Plus, you can find out their experience. Are they young and hungry? Where did they work before? Do they talk about their editorial feedback or are they just going to start selling your book right away? Are they experienced and only take on the rarest of new writers? Do they want to sell a book, or start a partnership that will last throughout your writing career?
And most importantly, are they currently open to queries!?
Step Four – Vet Them
Once you’ve decided an agent sounds right for you, don’t stop there. Check out both the agency and the agent!
- Writers Beware – A SF/F run site, but can have lots of information on vanity presses, scams, and more.

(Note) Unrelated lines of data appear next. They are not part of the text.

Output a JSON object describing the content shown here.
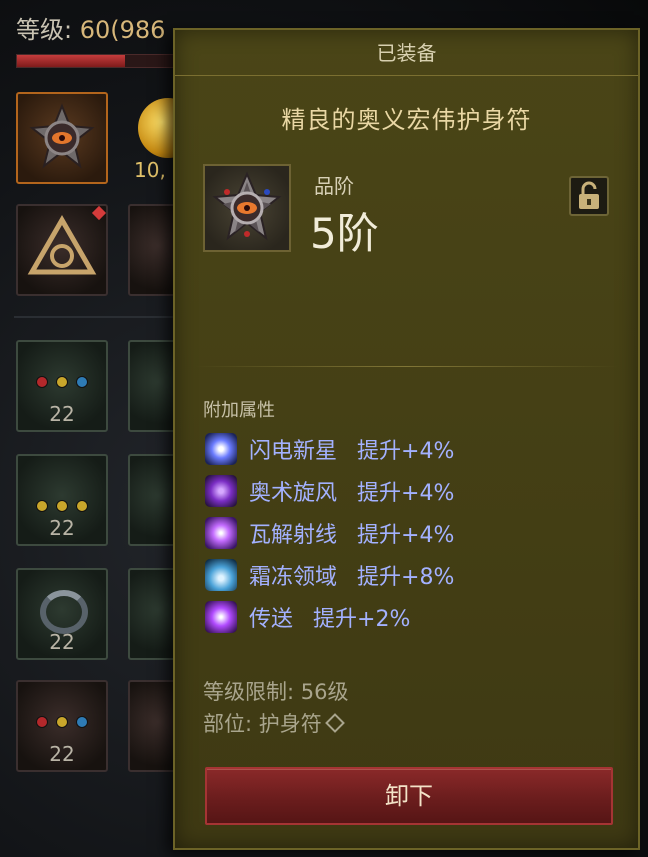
{
  "background": {
    "level_label": "等级: ",
    "level_value": "60(986",
    "gold_partial": "10,",
    "slot_level": "22"
  },
  "tooltip": {
    "header": "已装备",
    "item_name": "精良的奥义宏伟护身符",
    "tier_label": "品阶",
    "tier_value": "5阶",
    "attributes_title": "附加属性",
    "attributes": [
      {
        "skill": "闪电新星",
        "bonus": "提升+4%",
        "icon": "lightning-nova-icon"
      },
      {
        "skill": "奥术旋风",
        "bonus": "提升+4%",
        "icon": "arcane-tornado-icon"
      },
      {
        "skill": "瓦解射线",
        "bonus": "提升+4%",
        "icon": "disintegrate-ray-icon"
      },
      {
        "skill": "霜冻领域",
        "bonus": "提升+8%",
        "icon": "frost-domain-icon"
      },
      {
        "skill": "传送",
        "bonus": "提升+2%",
        "icon": "teleport-icon"
      }
    ],
    "level_requirement": "等级限制: 56级",
    "slot_text": "部位: 护身符",
    "unequip_label": "卸下"
  },
  "colors": {
    "tooltip_bg": "#454015",
    "attribute_text": "#a3b1ff",
    "button_red": "#6b1d1d",
    "gold_text": "#e9d7a4"
  },
  "hp_fill_fraction": 0.64
}
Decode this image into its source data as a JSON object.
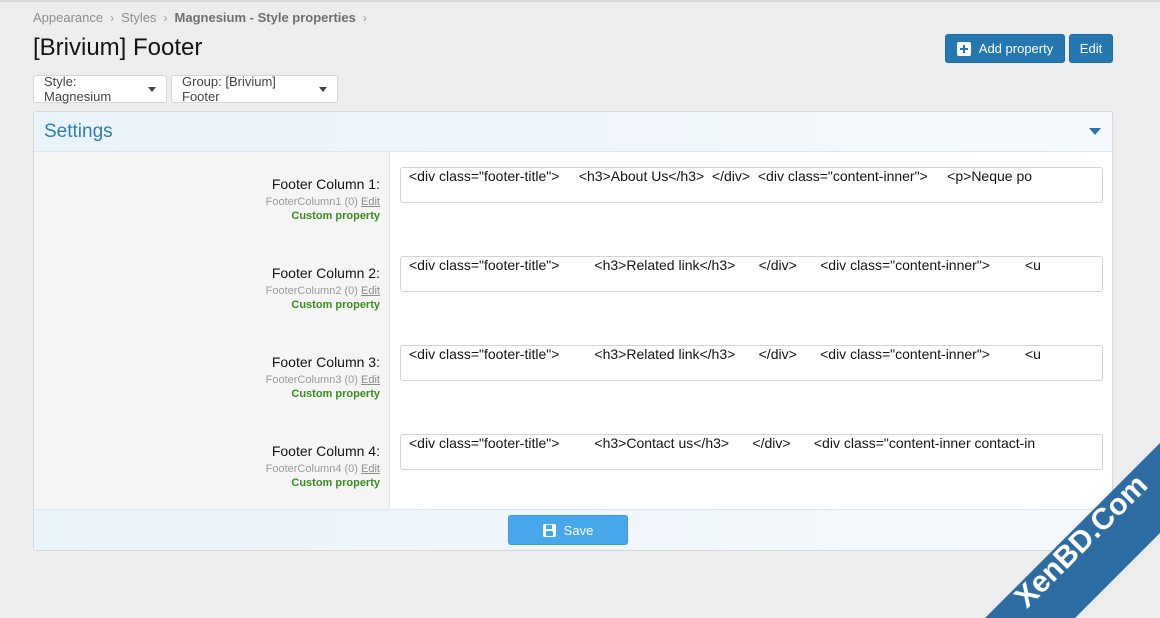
{
  "breadcrumb": {
    "items": [
      "Appearance",
      "Styles",
      "Magnesium - Style properties"
    ]
  },
  "page": {
    "title": "[Brivium] Footer"
  },
  "actions": {
    "add_property": "Add property",
    "edit": "Edit"
  },
  "filters": {
    "style": "Style: Magnesium",
    "group": "Group: [Brivium] Footer"
  },
  "panel": {
    "title": "Settings",
    "rows": [
      {
        "title": "Footer Column 1:",
        "meta": "FooterColumn1 (0)",
        "edit_label": "Edit",
        "custom": "Custom property",
        "value": "<div class=\"footer-title\">     <h3>About Us</h3>  </div>  <div class=\"content-inner\">     <p>Neque po"
      },
      {
        "title": "Footer Column 2:",
        "meta": "FooterColumn2 (0)",
        "edit_label": "Edit",
        "custom": "Custom property",
        "value": "<div class=\"footer-title\">         <h3>Related link</h3>      </div>      <div class=\"content-inner\">         <u"
      },
      {
        "title": "Footer Column 3:",
        "meta": "FooterColumn3 (0)",
        "edit_label": "Edit",
        "custom": "Custom property",
        "value": "<div class=\"footer-title\">         <h3>Related link</h3>      </div>      <div class=\"content-inner\">         <u"
      },
      {
        "title": "Footer Column 4:",
        "meta": "FooterColumn4 (0)",
        "edit_label": "Edit",
        "custom": "Custom property",
        "value": "<div class=\"footer-title\">         <h3>Contact us</h3>      </div>      <div class=\"content-inner contact-in"
      }
    ],
    "save": "Save"
  },
  "watermark": {
    "text": "XenBD.Com",
    "color": "#2e6da4"
  }
}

- Query Tracker – Do they have a success rate (many agents don’t track here, but can be a clue. Check out what other writers have to say about working with them, their response times, etc)
- Plain out google them. Check out their twitter or blog.
Some agencies are glamorized vanity presses. Remember, you should NEVER pay to be published traditionally.
Some agencies basically just help you self-publish. If you’re self-publishing or indie-publishing, you might end up paying out of pocket for your own editor, cover art, and print/e-formatting. Is it worth it to you to go through them?
Remember that a lack-luster sale on a self-published work or through a small publisher can be strikes against you in the future if you do try traditional publishing.
If you’re a blow-away success, you can find a publisher or agent easily. But the number of people who’ve gotten a book deal that way can be counted about on one hand.
Step Five – Deciding Who To Query First
It’s recommended to send out queries in batches of 5-10. I usually do batches of 3-5, but I’m cautious and nervous.
For an untested query, I like to do a mix of 1’s and 2’s. I feel the 1’s are a better match, but I don’t want to use a query that performs poorly on all of them, because once they say no, you should NOT re-query, unless you’ve substantially revised your manuscript.
NOTE: If you’re getting a lot of form rejection letters, you should look at your query and opening pages and see if you can make improve them.
Requerying will typically just get you rejected faster, and possibly added to that agent’s blacklist.
Step Six – Follow Their Submission Guidelines
I’m assuming you’ve already written your novel, edited it, revised it, and gotten feedback at LEAST twice before you even THOUGHT about submitting.
If it takes you even more rounds of beta readers and revisions, that’s fine! Especially for a first-time novelist. You only get one debut novel.
You should have written your query letter — keeping it under at least 300 words, and preferably under 250 words — concentrating on the emotional arch of the main character(s). CHARACTER wants SOMETHING, but SOMETHING ELSE stands in their way.
You should have created your synopsis.
However, no two agents or agencies have the same guidelines. So what do you do?
- Go to the agency website
- Click the ‘Submissions’ tab
- Read the directions
- Follow them
Really. It’s that easy.
Plus? Their guidelines are kinda a test. If you ignore their directions, they’re going to assume you’re a pain in the butt to work with. They get dozens of queries a day and you just made it really easy for them to say no.
Some are going to have you fill out a web form. Some only accept snail-mail submissions. Some want you to email a specific address.
99% of email submissions do NOT accept attachments. Adding one anyway will get your query deleted without being read. Often, you’re going to copy and paste pages or even chapters AFTER your query letter, directly into the email.
And make sure you spell the agent’s name right. Don’t ask me how I know this one.
Now you know how to pick agents to query! Best of luck in the query trenches.
Thanks for tuning in! Feel free to subscribe and I’ll be back next Thursday for more Writing Tips and Writerly Musings.